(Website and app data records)
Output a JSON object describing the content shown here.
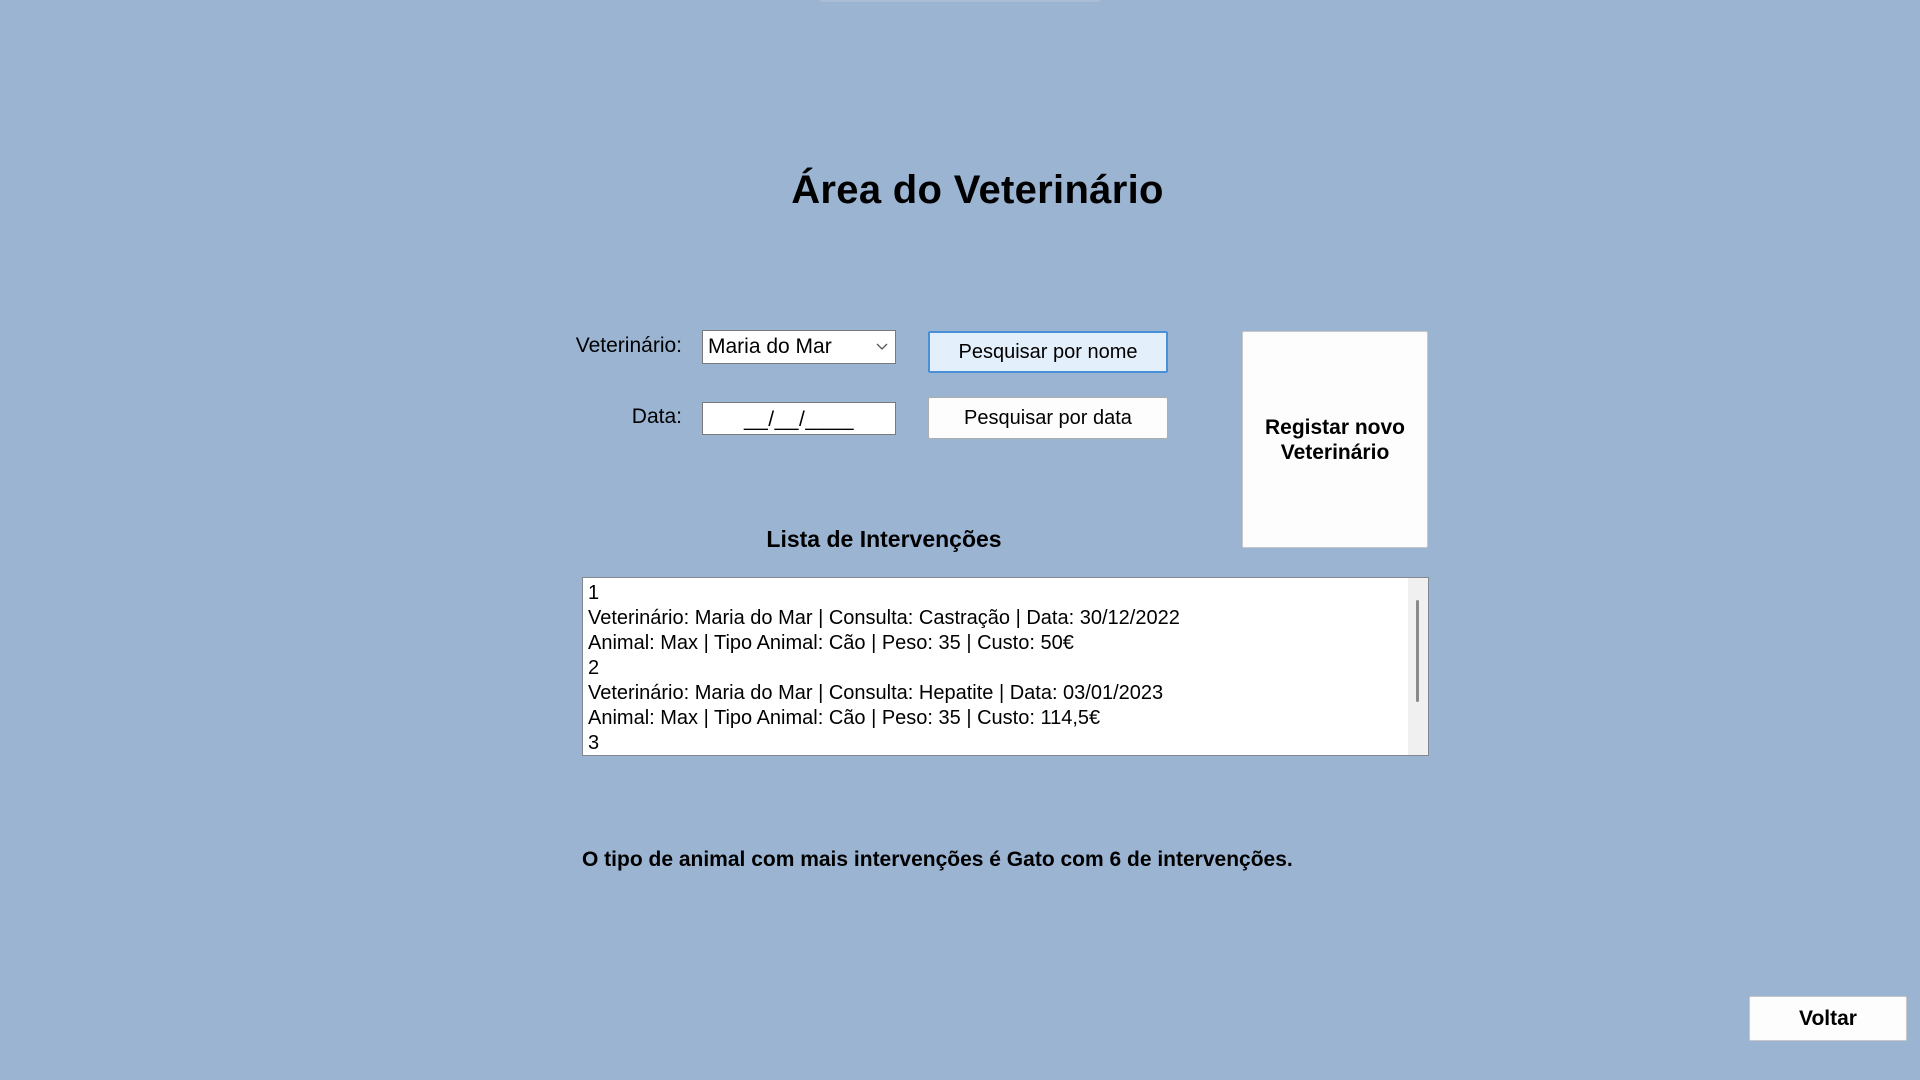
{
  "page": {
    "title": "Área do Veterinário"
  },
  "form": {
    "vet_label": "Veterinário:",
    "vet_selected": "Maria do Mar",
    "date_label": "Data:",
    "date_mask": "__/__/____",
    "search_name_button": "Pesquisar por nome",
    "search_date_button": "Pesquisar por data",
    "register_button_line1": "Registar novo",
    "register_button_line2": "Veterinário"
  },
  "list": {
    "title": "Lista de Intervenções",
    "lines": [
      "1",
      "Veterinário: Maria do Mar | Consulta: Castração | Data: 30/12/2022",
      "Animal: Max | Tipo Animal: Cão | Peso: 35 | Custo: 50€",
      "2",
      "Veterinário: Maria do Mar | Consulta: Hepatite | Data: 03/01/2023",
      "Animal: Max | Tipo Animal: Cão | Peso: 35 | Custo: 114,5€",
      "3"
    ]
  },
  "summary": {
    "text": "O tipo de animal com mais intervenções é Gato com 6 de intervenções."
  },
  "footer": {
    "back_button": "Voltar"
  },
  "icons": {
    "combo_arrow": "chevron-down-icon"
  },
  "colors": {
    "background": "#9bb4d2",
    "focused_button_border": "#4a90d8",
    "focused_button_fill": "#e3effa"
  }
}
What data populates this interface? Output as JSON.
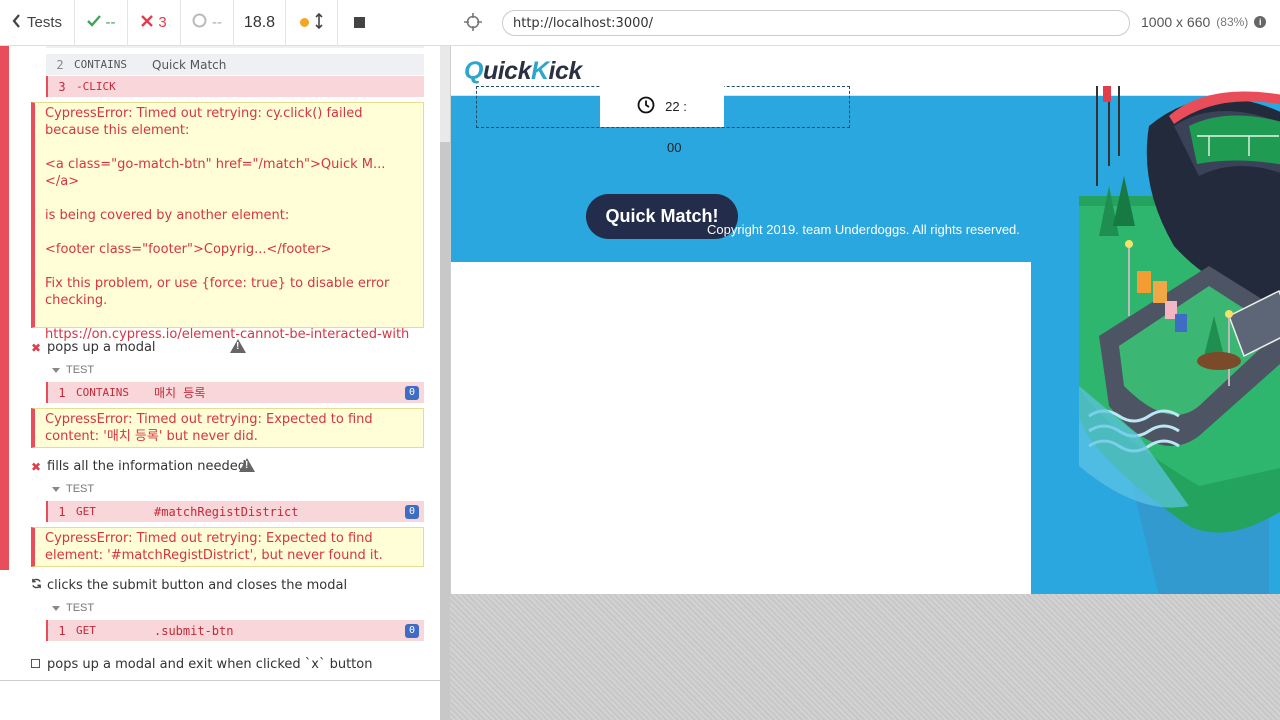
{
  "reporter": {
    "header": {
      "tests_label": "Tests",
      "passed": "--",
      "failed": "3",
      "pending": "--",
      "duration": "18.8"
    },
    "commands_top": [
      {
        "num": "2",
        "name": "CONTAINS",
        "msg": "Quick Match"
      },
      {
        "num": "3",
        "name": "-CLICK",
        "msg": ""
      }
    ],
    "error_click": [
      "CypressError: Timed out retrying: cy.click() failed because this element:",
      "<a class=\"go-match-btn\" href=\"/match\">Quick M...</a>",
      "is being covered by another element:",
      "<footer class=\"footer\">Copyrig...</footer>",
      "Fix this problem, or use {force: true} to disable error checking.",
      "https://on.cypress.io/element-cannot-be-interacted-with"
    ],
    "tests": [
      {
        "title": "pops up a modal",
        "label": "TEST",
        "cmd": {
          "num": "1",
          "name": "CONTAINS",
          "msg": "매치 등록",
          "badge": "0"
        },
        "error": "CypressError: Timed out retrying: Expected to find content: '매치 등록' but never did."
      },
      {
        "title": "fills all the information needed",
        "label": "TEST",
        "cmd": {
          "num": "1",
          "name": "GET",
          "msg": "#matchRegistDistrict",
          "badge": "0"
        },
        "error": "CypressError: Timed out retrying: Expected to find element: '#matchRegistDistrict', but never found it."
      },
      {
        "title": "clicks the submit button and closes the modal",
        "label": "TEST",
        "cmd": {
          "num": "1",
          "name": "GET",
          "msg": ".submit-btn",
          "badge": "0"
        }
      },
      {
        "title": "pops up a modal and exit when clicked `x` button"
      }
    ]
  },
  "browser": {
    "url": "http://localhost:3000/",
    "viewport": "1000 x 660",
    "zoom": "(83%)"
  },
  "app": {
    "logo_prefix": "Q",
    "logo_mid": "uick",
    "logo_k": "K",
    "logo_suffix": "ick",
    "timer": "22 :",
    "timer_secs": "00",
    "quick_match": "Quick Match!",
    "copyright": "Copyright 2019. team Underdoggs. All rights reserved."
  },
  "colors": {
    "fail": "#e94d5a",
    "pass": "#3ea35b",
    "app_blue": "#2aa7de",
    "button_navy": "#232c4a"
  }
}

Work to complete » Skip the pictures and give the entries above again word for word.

Exercise answer »
Output a JSON object describing the content shown here.
{
  "page": {
    "title": "Área do Veterinário"
  },
  "form": {
    "vet_label": "Veterinário:",
    "vet_selected": "Maria do Mar",
    "date_label": "Data:",
    "date_mask": "__/__/____",
    "search_name_button": "Pesquisar por nome",
    "search_date_button": "Pesquisar por data",
    "register_button_line1": "Registar novo",
    "register_button_line2": "Veterinário"
  },
  "list": {
    "title": "Lista de Intervenções",
    "lines": [
      "1",
      "Veterinário: Maria do Mar | Consulta: Castração | Data: 30/12/2022",
      "Animal: Max | Tipo Animal: Cão | Peso: 35 | Custo: 50€",
      "2",
      "Veterinário: Maria do Mar | Consulta: Hepatite | Data: 03/01/2023",
      "Animal: Max | Tipo Animal: Cão | Peso: 35 | Custo: 114,5€",
      "3"
    ]
  },
  "summary": {
    "text": "O tipo de animal com mais intervenções é Gato com 6 de intervenções."
  },
  "footer": {
    "back_button": "Voltar"
  },
  "icons": {
    "combo_arrow": "chevron-down-icon"
  },
  "colors": {
    "background": "#9bb4d2",
    "focused_button_border": "#4a90d8",
    "focused_button_fill": "#e3effa"
  }
}
What data populates this interface? Output as JSON.
{
  "reporter": {
    "header": {
      "tests_label": "Tests",
      "passed": "--",
      "failed": "3",
      "pending": "--",
      "duration": "18.8"
    },
    "commands_top": [
      {
        "num": "2",
        "name": "CONTAINS",
        "msg": "Quick Match"
      },
      {
        "num": "3",
        "name": "-CLICK",
        "msg": ""
      }
    ],
    "error_click": [
      "CypressError: Timed out retrying: cy.click() failed because this element:",
      "<a class=\"go-match-btn\" href=\"/match\">Quick M...</a>",
      "is being covered by another element:",
      "<footer class=\"footer\">Copyrig...</footer>",
      "Fix this problem, or use {force: true} to disable error checking.",
      "https://on.cypress.io/element-cannot-be-interacted-with"
    ],
    "tests": [
      {
        "title": "pops up a modal",
        "label": "TEST",
        "cmd": {
          "num": "1",
          "name": "CONTAINS",
          "msg": "매치 등록",
          "badge": "0"
        },
        "error": "CypressError: Timed out retrying: Expected to find content: '매치 등록' but never did."
      },
      {
        "title": "fills all the information needed",
        "label": "TEST",
        "cmd": {
          "num": "1",
          "name": "GET",
          "msg": "#matchRegistDistrict",
          "badge": "0"
        },
        "error": "CypressError: Timed out retrying: Expected to find element: '#matchRegistDistrict', but never found it."
      },
      {
        "title": "clicks the submit button and closes the modal",
        "label": "TEST",
        "cmd": {
          "num": "1",
          "name": "GET",
          "msg": ".submit-btn",
          "badge": "0"
        }
      },
      {
        "title": "pops up a modal and exit when clicked `x` button"
      }
    ]
  },
  "browser": {
    "url": "http://localhost:3000/",
    "viewport": "1000 x 660",
    "zoom": "(83%)"
  },
  "app": {
    "logo_prefix": "Q",
    "logo_mid": "uick",
    "logo_k": "K",
    "logo_suffix": "ick",
    "timer": "22 :",
    "timer_secs": "00",
    "quick_match": "Quick Match!",
    "copyright": "Copyright 2019. team Underdoggs. All rights reserved."
  },
  "colors": {
    "fail": "#e94d5a",
    "pass": "#3ea35b",
    "app_blue": "#2aa7de",
    "button_navy": "#232c4a"
  }
}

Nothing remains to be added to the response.